What is Roofball? Roofball is a game that my brother and I made up in the Summer of 2005. We were in our backyard peppering when all of the sudden one of us (probably me) shanked the ball onto the roof of the garage. The ball rolled up the steep roof, and then reversed course and started it’s way back down. My brother Brian didn’t skip a beat, he passed the ball back to me as it cascaded over the rain gutter and we continued to pepper as if we had meant to do it.
Entertained by this, we then started to purposefully play the ball onto the roof in new and creative ways. Being the competitive siblings that we were, we tried to figure out how we could make this into a game where there was a winner and a loser. To start we created boundaries and rudimentary rules. We used a crack in the patio as our service line and the left and right sides of the roof as our sidelines.
The game was essentially a cooperative pepper where we would pass and set to each other, and the third contact had to be played onto the roof. You would score points if you got the ball to fall on the ground inside the boundary lines or if the opposing player would make an error (like hitting the ball to hard so that the ball would roll up one side of the roof, and down the other into our neighbors yard; sorry Kathy!). The first week we tested the game for hours each day, adding and adapting rules until we could both agree on a “fair” field of play.
We loved roofball. We played daily best-of-seven series, we adapted new and different strategies, we invited our friends to play with us. We loved this game so much that we would play until we ran out of daylight. Our parents took notice and installed a flood light in our backyard that kept the entire roofball court illuminated even after the sun went down (again, sorry Kathy).
We had to perform every volleyball skill (except spiking) during roofball: pass, set, serve, tip, and play defense. We got so good at this game, that rallies would last several minutes. It seemed like the only time we would stop playing was when we got into a yelling match about who won the last point or when it was dinner time. All of those hours of roofball play translated into some amazing results on the volleyball court. Both my brother and I could see the advances in our game almost immediately. We were more aware of the court, our setting went from a liability to an asset, and our defense was fun to watch. At the time we didn't realize it, but we were not just playing a game, we were practicing our sport for hours on end.
Why was this the case? I would argue that roofball is a stellar example of “random practice”. Random practice is when motor learners work on a number of different skills in combination with each other, randomly working trials and patterns of one and then the next and the next, with each trial interleaved on the previous one. The random element means the learner is forced to be on his toes, not falling into a repetitive routine. All of this practice was just disguised by the competitive aspect of our made-up game.
Random practice produces creativity amongst athletes and helps them become more imaginative in their approach to competitions. As coaches, the challenge is encouraging our athletes to carry this random practice outside the training block of our teams and into their lives outside the gym.
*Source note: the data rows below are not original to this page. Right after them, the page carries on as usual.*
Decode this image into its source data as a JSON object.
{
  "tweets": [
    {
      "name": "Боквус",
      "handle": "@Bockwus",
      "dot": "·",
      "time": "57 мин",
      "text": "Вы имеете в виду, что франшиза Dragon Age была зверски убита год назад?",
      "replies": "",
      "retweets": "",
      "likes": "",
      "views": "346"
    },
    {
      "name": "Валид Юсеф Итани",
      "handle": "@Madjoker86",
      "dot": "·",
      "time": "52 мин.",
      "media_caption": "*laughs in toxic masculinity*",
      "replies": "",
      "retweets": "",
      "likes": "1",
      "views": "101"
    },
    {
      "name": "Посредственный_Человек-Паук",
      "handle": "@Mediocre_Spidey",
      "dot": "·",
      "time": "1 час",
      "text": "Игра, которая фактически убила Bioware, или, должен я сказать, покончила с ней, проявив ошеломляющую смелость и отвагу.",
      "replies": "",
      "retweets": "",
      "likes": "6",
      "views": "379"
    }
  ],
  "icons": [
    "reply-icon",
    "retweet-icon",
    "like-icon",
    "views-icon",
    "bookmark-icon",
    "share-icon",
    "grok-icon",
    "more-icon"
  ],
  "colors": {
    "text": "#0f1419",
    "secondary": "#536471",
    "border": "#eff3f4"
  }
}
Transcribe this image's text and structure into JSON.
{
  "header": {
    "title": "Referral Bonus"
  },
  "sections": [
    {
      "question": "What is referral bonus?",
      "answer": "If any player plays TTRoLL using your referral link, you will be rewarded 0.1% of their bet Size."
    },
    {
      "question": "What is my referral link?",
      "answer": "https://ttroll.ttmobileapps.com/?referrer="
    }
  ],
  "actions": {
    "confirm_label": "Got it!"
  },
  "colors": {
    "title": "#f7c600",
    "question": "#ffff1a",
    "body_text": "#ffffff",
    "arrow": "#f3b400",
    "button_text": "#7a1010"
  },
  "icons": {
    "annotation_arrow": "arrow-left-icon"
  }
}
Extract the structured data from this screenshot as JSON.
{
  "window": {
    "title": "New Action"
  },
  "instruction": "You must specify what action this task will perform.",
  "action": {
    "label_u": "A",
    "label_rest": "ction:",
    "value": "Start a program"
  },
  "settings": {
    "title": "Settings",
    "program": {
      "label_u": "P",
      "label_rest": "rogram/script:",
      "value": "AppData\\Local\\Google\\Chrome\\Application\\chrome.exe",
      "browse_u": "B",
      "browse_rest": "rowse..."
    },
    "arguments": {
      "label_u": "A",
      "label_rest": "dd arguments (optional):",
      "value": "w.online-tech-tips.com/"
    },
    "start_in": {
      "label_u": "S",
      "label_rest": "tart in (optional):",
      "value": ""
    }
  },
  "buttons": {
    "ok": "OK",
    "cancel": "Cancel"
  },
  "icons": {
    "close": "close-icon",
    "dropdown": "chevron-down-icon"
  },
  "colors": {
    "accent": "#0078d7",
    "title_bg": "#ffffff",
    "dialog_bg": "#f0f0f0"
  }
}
What's your roofball? Don't have one? Get creative and make your own!
Brian (left) and myself playing in Manhattan Beach July, 2010